Rice… chicken… I’m on my way… celery… scallions (SHOOT, forgot those)… salt… pepper… can of diced tomatoes (Strike two!)… onion powder… packet of chicken noodle soup (Strike three!) What is wrong with me? Why did I think I had everything to make this? Maybe I should do it another day.
“Mom, what are you making?” the youngest asked with a true sense of curiosity.
“Memere’s chicken rice soup,” I answered with a great deal of uncertainty in my voice.
“Are you sure about that?” he replied with a whole lot of certainty and just that little bit of 13 year old sass that completes every sentence right now.
“Yes, yes I am. Why? What’s wrong?” I answered trying to hide my indecision.
He looked over at me as he poured a glass of juice.
“Well, it’s just… she is a really great cook, mom. And, well, I think it’s hard to make,” I knew what he was doing… I knew in that first moment. Don’t you dare, little boy!
“Listen, I know it won’t be as good as hers, but let me try and we’ll see how it goes,” I answered allowing that good ‘ole stubborn side of me to take over. (Where do you think he got that sass from?!) He was NOT going to tell me my soup wasn’t going to be good.
He walked away with a nod as he chugged down half of his juice.
I got to work. Cook the chicken. Chop up the celery. Throw in some onion to make up for the scallions (close enough!). Chop up the chicken. Add it back in with the rice. A dash of salt. A dash of pepper. Some onion salt. And start simmering! No one will notice the missing tomatoes. They all hate tomatoes! They will like it better I thought as the soup sat simmering.
The scent that wafted from the kitchen was just incredible. I was back. To her kitchen. To her by the stove deftly making each and every meal, each and every night.
He came bounding downstairs.
“MOM! It smells just like Memere’s! Is it ready?” he leaned into the pot letting the aroma remind him of that same kitchen.
“Almost,”I answered thinking I might make him wait a bit longer because of his skepticism over my abilities.
I ladled the soup into bowls and proudly laid them out on the table in front of each of them.
“Um, mom,” my older, more cautious son started, “it doesn’t look exactly like Memere’s.”
“I know I didn’t have tomatoes and I know you all don’t like tomatoes and plus this is actually Pepere’s favorite way Memere makes this soup so I am certain you will all love it just like Pepere does,” the words came tumbling out of my mouth without a breath in an effort to save this labor of love from becoming a labor in futility.

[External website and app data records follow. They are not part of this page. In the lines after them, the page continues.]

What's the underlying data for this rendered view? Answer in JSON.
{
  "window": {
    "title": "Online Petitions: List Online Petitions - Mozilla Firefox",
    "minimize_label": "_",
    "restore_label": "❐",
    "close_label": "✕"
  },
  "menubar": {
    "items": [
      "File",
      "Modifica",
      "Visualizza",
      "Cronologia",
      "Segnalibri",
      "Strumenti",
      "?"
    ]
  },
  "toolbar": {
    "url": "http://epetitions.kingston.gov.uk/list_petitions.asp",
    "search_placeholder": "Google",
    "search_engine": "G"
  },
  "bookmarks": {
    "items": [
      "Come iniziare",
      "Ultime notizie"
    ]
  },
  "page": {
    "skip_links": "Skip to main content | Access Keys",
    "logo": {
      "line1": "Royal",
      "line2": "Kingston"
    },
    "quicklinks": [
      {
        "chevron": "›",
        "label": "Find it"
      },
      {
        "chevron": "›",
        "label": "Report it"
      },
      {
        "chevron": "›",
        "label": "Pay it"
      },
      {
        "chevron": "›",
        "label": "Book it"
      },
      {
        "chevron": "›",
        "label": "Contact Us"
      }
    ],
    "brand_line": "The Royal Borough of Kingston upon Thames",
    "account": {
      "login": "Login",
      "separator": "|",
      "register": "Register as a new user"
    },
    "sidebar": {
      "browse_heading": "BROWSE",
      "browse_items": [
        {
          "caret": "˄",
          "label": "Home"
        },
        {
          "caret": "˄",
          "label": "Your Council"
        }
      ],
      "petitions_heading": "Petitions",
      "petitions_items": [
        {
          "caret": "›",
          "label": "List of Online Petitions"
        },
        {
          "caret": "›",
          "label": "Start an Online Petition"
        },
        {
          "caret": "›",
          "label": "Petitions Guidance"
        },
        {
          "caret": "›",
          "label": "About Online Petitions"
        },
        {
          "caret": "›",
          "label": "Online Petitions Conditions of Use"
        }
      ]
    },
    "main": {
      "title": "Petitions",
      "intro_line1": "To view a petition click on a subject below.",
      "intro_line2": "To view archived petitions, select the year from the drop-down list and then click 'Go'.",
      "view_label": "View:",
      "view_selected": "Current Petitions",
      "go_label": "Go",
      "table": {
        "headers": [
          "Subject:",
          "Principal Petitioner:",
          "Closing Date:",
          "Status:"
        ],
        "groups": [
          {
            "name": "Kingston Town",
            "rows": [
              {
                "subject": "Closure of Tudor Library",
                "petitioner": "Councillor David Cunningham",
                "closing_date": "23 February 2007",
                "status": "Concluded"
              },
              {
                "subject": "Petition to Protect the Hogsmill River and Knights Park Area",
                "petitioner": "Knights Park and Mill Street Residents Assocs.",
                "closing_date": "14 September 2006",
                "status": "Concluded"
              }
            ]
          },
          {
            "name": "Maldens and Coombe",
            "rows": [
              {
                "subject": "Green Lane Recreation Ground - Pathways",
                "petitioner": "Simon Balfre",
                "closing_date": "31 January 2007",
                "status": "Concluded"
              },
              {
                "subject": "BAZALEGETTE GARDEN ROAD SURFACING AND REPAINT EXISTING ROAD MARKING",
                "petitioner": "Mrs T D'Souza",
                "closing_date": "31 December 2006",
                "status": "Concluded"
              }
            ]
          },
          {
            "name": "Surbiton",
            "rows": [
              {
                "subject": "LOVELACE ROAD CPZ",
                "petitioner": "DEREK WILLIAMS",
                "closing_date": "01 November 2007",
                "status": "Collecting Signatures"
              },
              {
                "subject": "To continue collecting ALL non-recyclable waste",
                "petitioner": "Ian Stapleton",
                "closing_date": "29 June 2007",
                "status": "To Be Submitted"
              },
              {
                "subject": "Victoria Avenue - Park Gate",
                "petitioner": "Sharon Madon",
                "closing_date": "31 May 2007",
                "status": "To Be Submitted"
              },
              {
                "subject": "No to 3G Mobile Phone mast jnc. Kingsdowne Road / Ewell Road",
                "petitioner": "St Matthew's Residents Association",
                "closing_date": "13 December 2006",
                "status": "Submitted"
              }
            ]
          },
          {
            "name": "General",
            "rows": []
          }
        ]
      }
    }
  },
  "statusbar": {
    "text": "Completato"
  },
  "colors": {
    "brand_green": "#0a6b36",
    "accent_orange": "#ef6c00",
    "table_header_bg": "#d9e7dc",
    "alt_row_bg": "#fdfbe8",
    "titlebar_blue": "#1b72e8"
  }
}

They all looked at their bowls. Slowly they each dipped their spoons in. I took a bite before they could to see if I was even close.
Close… I was close. Not exactly, but it was close.

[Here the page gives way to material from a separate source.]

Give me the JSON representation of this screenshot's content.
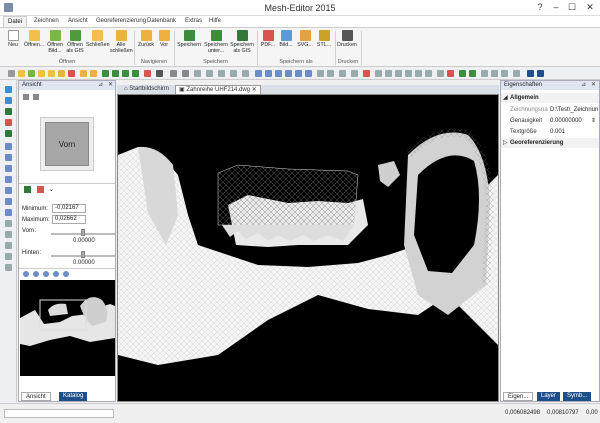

“Hmmm… it’s not bad. I guess I like it the way Pepere does,” the youngest said as he looked up from his bowl, “Good job, mom, Memere is going to be so proud of you.”
Yes. Yes, she will.
(To note: The youngest ate every single drop of the remaining soup over the course of the next few days and stated that the lack of tomatoes made the soup even better!)